Problem details: Pick every line out of the entries below that has the string "みんなの感想", and copy it.

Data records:
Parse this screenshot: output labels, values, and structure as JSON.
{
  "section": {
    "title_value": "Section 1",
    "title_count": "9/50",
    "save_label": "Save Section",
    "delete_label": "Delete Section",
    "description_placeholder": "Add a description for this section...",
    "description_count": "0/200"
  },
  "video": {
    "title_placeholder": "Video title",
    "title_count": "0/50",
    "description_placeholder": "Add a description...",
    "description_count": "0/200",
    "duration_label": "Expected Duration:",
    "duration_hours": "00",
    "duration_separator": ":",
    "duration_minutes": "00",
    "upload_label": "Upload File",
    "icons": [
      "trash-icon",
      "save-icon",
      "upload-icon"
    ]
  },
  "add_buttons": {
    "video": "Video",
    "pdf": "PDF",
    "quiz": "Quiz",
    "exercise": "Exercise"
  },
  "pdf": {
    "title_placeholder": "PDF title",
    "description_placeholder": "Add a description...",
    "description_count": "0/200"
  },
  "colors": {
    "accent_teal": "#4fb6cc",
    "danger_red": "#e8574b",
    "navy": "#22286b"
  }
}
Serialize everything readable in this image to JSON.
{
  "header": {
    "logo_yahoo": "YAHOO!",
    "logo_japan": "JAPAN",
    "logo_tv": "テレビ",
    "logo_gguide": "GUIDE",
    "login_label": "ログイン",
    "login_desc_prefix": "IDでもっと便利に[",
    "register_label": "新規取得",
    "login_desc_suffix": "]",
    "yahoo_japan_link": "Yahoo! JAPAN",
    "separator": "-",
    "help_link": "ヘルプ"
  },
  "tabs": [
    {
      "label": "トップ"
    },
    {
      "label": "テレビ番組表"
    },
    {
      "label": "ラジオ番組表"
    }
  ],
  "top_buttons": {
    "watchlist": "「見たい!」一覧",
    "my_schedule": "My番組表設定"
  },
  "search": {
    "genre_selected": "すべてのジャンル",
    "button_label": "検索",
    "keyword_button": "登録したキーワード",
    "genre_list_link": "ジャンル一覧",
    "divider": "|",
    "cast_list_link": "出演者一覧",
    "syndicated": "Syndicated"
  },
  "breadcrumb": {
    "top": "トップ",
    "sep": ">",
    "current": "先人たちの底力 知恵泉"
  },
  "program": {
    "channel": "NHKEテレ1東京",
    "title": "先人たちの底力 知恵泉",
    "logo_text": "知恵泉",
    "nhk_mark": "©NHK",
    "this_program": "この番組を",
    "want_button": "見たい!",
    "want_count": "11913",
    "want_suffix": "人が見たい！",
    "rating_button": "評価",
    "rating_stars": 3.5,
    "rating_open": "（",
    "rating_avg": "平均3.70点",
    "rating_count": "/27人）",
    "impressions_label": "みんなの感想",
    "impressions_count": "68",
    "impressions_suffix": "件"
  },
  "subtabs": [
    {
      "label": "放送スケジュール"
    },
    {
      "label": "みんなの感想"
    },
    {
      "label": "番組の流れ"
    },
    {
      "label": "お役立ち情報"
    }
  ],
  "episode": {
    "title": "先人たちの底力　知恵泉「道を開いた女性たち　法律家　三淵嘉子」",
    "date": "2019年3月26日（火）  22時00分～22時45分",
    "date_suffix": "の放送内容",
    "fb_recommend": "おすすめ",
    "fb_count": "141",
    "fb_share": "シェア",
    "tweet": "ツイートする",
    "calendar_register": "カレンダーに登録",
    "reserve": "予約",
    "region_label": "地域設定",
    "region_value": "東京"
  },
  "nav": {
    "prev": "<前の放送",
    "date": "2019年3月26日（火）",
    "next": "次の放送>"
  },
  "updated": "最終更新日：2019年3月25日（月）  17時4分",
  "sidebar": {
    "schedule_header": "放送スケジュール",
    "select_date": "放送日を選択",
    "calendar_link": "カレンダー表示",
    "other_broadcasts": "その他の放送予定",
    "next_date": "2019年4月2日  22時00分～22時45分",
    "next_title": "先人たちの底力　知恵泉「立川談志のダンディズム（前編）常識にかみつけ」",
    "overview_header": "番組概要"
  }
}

Output below:
    "impressions_label": "みんなの感想",
      "label": "みんなの感想"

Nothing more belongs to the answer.